Martha Jefferson Randolph to Ann C. Morris

Dear Sister

You will hardly be more surprised at the date of this letter than I am my self, so firmly resolved was I not to come, under existing circumstances. but Mr R—. thought there were reasons for it even stronger than mine [. . .]. like another Themistocles he over powerd them and brought me down sorely against my own judgement and here I am likely to be till christmas. he begged me to tell you that nothing but the pressure of public business prevented his answering your letters, and that he will sign the bond as soon as it is sent—tell Gouverneur “the dear old patriarch” never used his bow. it was made at Monticello by an indian one,1 of monstrous size that may have belonged to some chief or hero of the nation. the arrows were indian [. . .], except the points which being were triangular stones clumsily tied on, to one of them I substituted an african point, and to the other a silver one, made at Monticello after the same model (african)
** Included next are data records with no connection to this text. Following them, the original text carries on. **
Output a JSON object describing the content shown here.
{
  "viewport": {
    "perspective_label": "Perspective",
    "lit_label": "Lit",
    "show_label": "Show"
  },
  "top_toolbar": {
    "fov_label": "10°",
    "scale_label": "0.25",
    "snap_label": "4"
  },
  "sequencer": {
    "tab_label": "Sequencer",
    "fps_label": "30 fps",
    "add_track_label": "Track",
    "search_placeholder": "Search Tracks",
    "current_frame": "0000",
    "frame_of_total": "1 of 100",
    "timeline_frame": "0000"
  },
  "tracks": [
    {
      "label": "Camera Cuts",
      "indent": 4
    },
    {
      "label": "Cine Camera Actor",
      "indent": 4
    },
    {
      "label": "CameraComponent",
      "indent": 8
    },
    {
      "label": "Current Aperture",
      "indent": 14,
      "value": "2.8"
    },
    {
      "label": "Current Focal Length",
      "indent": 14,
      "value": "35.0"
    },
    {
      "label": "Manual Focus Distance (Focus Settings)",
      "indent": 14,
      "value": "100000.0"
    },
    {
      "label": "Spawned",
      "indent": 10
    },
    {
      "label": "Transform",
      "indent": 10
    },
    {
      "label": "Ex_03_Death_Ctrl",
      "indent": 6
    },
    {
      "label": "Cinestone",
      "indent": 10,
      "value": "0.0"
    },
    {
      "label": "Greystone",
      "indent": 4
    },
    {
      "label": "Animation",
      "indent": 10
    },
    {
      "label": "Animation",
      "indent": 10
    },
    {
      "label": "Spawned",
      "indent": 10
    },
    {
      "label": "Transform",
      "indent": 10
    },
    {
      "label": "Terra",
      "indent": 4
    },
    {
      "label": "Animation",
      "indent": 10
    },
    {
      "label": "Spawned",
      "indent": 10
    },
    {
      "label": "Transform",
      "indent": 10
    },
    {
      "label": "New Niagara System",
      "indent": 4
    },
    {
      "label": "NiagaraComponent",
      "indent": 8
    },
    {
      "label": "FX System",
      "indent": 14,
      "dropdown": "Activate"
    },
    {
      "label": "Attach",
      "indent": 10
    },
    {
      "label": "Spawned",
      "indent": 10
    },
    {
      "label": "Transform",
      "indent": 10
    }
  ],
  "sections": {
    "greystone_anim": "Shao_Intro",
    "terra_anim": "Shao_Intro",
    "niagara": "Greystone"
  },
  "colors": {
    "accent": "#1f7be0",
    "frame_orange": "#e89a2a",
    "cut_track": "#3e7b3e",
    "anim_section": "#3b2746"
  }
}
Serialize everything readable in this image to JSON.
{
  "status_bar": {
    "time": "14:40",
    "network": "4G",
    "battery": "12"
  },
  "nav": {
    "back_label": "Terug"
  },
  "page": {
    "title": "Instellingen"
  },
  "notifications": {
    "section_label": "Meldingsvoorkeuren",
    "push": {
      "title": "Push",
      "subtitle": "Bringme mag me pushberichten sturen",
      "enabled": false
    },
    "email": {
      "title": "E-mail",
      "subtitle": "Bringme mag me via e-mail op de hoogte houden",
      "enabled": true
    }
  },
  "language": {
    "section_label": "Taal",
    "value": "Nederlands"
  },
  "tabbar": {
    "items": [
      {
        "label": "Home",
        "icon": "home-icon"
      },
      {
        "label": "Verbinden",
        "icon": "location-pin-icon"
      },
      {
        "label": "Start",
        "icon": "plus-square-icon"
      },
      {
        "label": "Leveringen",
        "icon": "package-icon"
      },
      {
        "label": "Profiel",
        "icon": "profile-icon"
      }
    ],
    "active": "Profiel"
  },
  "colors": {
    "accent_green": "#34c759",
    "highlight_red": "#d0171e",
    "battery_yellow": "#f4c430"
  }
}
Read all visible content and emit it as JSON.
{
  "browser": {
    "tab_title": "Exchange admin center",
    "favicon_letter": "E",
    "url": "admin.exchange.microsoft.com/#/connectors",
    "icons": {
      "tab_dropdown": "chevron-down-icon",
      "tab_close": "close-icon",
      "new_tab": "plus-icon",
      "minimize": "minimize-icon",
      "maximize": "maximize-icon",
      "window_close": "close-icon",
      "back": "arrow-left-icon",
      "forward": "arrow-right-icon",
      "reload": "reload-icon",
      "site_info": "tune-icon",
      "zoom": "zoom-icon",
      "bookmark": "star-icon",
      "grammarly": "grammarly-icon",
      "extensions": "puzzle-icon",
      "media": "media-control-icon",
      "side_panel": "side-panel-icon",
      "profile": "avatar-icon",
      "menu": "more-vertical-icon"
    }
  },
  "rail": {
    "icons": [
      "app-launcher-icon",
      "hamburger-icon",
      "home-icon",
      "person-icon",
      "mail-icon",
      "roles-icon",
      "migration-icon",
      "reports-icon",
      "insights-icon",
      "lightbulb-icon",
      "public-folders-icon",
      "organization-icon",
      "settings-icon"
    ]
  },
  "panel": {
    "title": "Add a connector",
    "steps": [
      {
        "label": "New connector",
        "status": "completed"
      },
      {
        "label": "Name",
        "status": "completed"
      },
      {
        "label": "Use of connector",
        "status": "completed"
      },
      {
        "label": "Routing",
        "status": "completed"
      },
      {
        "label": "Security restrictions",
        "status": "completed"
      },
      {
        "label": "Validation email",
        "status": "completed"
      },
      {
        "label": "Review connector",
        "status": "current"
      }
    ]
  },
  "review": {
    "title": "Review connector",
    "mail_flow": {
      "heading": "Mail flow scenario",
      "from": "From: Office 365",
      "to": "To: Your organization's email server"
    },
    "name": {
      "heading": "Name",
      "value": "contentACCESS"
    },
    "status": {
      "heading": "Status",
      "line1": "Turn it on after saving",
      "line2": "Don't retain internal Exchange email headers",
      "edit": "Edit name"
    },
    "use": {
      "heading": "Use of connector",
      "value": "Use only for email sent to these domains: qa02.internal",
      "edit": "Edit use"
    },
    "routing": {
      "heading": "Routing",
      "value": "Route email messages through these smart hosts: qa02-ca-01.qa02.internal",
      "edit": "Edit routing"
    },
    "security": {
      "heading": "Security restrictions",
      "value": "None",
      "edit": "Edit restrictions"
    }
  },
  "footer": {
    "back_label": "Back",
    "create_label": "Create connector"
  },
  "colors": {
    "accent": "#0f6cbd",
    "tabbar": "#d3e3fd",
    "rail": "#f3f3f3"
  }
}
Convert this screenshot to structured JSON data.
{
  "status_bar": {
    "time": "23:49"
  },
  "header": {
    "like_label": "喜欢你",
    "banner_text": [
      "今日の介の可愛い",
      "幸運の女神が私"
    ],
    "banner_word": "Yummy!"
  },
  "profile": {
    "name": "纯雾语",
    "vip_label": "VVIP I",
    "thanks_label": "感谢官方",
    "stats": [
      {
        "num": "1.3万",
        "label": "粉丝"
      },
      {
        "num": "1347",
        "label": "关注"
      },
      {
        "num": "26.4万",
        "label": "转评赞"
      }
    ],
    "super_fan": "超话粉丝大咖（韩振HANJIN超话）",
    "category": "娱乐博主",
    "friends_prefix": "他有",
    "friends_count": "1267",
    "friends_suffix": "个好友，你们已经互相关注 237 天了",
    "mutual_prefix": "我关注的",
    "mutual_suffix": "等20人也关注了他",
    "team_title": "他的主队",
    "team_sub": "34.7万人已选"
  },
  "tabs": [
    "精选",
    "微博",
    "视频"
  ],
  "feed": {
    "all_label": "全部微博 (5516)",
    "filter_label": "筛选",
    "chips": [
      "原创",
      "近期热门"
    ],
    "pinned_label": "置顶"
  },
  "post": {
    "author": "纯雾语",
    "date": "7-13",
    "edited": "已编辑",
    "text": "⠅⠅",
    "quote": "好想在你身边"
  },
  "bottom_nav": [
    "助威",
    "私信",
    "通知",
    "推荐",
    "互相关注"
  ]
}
I am very much obliged to you for the wire though it was unfortunately2 too coarse, from the circumstance of the spools being numbered 9 9, 10, 11, 12, at one end, and 1, 2, 3, 4, at the other which was the real size. but dont let that disturb you My Dear Sister as I had an opportunity to Philadelphia immediately after, and being in Richmond my self I can search the shops here also. it is almost impossible to get it as fine as the harpsichord requires from the circumstance of it’s going many numbers higher than the piano—V. Cary is here she begs to be affectionately remembered to you. she would have written to you her self, but her health has been so bad of late that she has not had spirits or strength to do any thing. her indisposition is no more however than is incident to an advanced state of pregnancy, which is her unfortunate case at present. there will not be more than 12 or 13 months between her two last children she is much benefitted by the journey as she always is by exercise and change of air. my two little ones that I have with me are now in the height of the whooping cough with which they were taken just before I left home. adieu My Dear Sister I have so many other letters to write that I am obliged to quit you

believe me with sincere affection Yours
M Randolph

I think I shall be here till christmas you may safely therefore direct to me here till that time—love to Dear G

RC (PPAmP: Smith-Houston-Morris-Ogden Family Papers); addressed: “Mrs Gouverneur Morris Morrissania Haarlem P. office New. York”; stamped; postmarked Richmond, 4 Dec.
1Thus in manuscript. The intended meaning was likely “modeled on an Indian one.”
2Manuscript: “unfortunate.”
Recipient
Ann C. Morris
Date Range
Date
December 4, 1820
Collection